Entries shown:
·····
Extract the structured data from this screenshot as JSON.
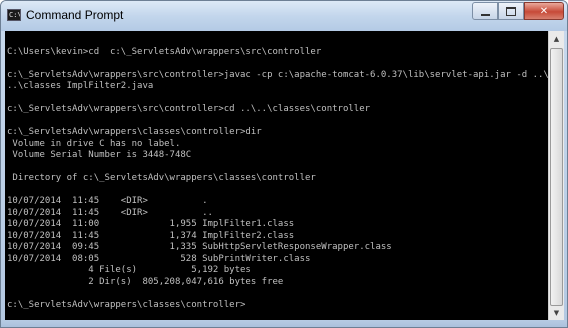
{
  "window": {
    "title": "Command Prompt",
    "icon_text": "C:\\",
    "icon": "console-icon",
    "buttons": {
      "minimize": "minimize-icon",
      "maximize": "maximize-icon",
      "close": "close-icon",
      "close_glyph": "✕"
    }
  },
  "scrollbar": {
    "up_glyph": "▲",
    "down_glyph": "▼"
  },
  "console": {
    "lines": [
      "",
      "C:\\Users\\kevin>cd  c:\\_ServletsAdv\\wrappers\\src\\controller",
      "",
      "c:\\_ServletsAdv\\wrappers\\src\\controller>javac -cp c:\\apache-tomcat-6.0.37\\lib\\servlet-api.jar -d ..\\",
      "..\\classes ImplFilter2.java",
      "",
      "c:\\_ServletsAdv\\wrappers\\src\\controller>cd ..\\..\\classes\\controller",
      "",
      "c:\\_ServletsAdv\\wrappers\\classes\\controller>dir",
      " Volume in drive C has no label.",
      " Volume Serial Number is 3448-748C",
      "",
      " Directory of c:\\_ServletsAdv\\wrappers\\classes\\controller",
      "",
      "10/07/2014  11:45    <DIR>          .",
      "10/07/2014  11:45    <DIR>          ..",
      "10/07/2014  11:00             1,955 ImplFilter1.class",
      "10/07/2014  11:45             1,374 ImplFilter2.class",
      "10/07/2014  09:45             1,335 SubHttpServletResponseWrapper.class",
      "10/07/2014  08:05               528 SubPrintWriter.class",
      "               4 File(s)          5,192 bytes",
      "               2 Dir(s)  805,208,047,616 bytes free",
      "",
      "c:\\_ServletsAdv\\wrappers\\classes\\controller>"
    ]
  }
}
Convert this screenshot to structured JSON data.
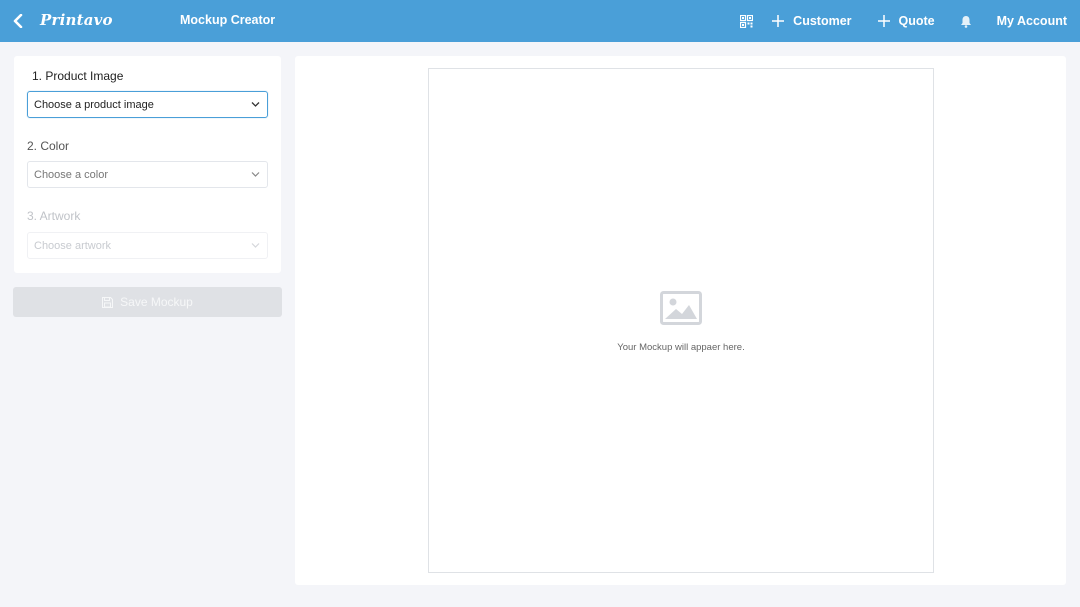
{
  "header": {
    "logo": "Printavo",
    "title": "Mockup Creator",
    "nav": {
      "customer_label": "Customer",
      "quote_label": "Quote",
      "account_label": "My Account"
    }
  },
  "form": {
    "product_image": {
      "label": "1. Product Image",
      "placeholder": "Choose a product image"
    },
    "color": {
      "label": "2. Color",
      "placeholder": "Choose a color"
    },
    "artwork": {
      "label": "3. Artwork",
      "placeholder": "Choose artwork"
    },
    "save_label": "Save Mockup"
  },
  "preview": {
    "empty_text": "Your Mockup will appaer here."
  },
  "colors": {
    "header_bg": "#4a9fd8",
    "page_bg": "#f4f5f9",
    "disabled_button": "#dfe1e5"
  },
  "icons": [
    "back-chevron-icon",
    "qr-code-icon",
    "plus-icon",
    "bell-icon",
    "chevron-down-icon",
    "floppy-disk-icon",
    "image-placeholder-icon"
  ]
}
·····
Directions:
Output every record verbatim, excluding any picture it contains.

Result for this exercise:
Extract the structured data from this screenshot as JSON.
{
  "window": {
    "title": "Command Prompt",
    "icon_text": "C:\\",
    "icon": "console-icon",
    "buttons": {
      "minimize": "minimize-icon",
      "maximize": "maximize-icon",
      "close": "close-icon",
      "close_glyph": "✕"
    }
  },
  "scrollbar": {
    "up_glyph": "▲",
    "down_glyph": "▼"
  },
  "console": {
    "lines": [
      "",
      "C:\\Users\\kevin>cd  c:\\_ServletsAdv\\wrappers\\src\\controller",
      "",
      "c:\\_ServletsAdv\\wrappers\\src\\controller>javac -cp c:\\apache-tomcat-6.0.37\\lib\\servlet-api.jar -d ..\\",
      "..\\classes ImplFilter2.java",
      "",
      "c:\\_ServletsAdv\\wrappers\\src\\controller>cd ..\\..\\classes\\controller",
      "",
      "c:\\_ServletsAdv\\wrappers\\classes\\controller>dir",
      " Volume in drive C has no label.",
      " Volume Serial Number is 3448-748C",
      "",
      " Directory of c:\\_ServletsAdv\\wrappers\\classes\\controller",
      "",
      "10/07/2014  11:45    <DIR>          .",
      "10/07/2014  11:45    <DIR>          ..",
      "10/07/2014  11:00             1,955 ImplFilter1.class",
      "10/07/2014  11:45             1,374 ImplFilter2.class",
      "10/07/2014  09:45             1,335 SubHttpServletResponseWrapper.class",
      "10/07/2014  08:05               528 SubPrintWriter.class",
      "               4 File(s)          5,192 bytes",
      "               2 Dir(s)  805,208,047,616 bytes free",
      "",
      "c:\\_ServletsAdv\\wrappers\\classes\\controller>"
    ]
  }
}
Convert this screenshot to structured JSON data.
{
  "header": {
    "logo": "Printavo",
    "title": "Mockup Creator",
    "nav": {
      "customer_label": "Customer",
      "quote_label": "Quote",
      "account_label": "My Account"
    }
  },
  "form": {
    "product_image": {
      "label": "1. Product Image",
      "placeholder": "Choose a product image"
    },
    "color": {
      "label": "2. Color",
      "placeholder": "Choose a color"
    },
    "artwork": {
      "label": "3. Artwork",
      "placeholder": "Choose artwork"
    },
    "save_label": "Save Mockup"
  },
  "preview": {
    "empty_text": "Your Mockup will appaer here."
  },
  "colors": {
    "header_bg": "#4a9fd8",
    "page_bg": "#f4f5f9",
    "disabled_button": "#dfe1e5"
  },
  "icons": [
    "back-chevron-icon",
    "qr-code-icon",
    "plus-icon",
    "bell-icon",
    "chevron-down-icon",
    "floppy-disk-icon",
    "image-placeholder-icon"
  ]
}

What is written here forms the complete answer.